If a line in the records below holds the string "icon", count it; give only the total.

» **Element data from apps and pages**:
□ □ □ □ □
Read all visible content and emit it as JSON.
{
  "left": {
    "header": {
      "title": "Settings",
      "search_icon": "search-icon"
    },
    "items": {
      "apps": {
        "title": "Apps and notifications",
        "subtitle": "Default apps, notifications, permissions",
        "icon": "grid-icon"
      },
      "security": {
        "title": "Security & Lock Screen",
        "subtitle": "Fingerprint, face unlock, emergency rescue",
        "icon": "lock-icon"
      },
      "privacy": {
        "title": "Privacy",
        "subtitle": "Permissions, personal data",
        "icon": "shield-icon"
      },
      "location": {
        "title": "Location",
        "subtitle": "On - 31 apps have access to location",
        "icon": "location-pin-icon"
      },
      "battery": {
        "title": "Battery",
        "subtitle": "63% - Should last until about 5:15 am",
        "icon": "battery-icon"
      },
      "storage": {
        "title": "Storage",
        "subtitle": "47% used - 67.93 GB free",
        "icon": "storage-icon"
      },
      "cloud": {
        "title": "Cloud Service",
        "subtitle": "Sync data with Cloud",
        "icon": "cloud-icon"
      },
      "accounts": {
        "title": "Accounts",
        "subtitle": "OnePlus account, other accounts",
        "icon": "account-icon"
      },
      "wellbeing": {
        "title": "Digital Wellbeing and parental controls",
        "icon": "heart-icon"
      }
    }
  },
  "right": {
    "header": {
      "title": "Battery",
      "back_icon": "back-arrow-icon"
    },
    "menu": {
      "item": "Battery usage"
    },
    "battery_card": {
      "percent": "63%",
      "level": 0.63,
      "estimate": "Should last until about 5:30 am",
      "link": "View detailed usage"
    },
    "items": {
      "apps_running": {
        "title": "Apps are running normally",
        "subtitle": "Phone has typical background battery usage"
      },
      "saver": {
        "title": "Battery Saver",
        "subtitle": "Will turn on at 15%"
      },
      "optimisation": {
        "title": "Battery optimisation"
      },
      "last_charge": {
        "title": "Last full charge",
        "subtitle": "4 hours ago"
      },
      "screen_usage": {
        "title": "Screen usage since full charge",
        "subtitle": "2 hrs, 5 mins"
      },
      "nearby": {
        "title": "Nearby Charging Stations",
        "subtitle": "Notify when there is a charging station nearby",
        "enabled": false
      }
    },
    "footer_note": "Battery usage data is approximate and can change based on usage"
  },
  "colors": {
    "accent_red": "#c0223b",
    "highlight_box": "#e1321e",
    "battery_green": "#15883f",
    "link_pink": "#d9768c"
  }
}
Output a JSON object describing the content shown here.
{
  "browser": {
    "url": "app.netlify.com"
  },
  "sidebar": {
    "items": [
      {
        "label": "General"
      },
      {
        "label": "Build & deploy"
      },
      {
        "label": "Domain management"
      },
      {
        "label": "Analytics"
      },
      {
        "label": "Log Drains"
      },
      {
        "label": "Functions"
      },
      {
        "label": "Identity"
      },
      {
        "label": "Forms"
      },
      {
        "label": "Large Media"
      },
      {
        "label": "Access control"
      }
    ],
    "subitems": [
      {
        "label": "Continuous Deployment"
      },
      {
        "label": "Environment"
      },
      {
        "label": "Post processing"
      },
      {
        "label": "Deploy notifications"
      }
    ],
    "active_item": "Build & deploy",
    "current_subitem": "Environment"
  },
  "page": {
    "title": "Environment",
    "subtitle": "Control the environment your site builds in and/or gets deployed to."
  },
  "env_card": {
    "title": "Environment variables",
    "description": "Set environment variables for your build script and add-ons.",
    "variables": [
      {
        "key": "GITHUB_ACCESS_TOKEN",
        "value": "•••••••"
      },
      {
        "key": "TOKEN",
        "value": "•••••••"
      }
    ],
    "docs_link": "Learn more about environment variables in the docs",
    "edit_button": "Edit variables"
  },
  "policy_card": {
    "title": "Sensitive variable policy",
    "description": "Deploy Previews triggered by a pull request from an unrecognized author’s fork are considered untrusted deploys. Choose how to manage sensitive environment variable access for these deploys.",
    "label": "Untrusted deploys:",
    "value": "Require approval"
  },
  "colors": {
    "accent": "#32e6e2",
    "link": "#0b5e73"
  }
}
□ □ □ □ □
» **Task answer**:
11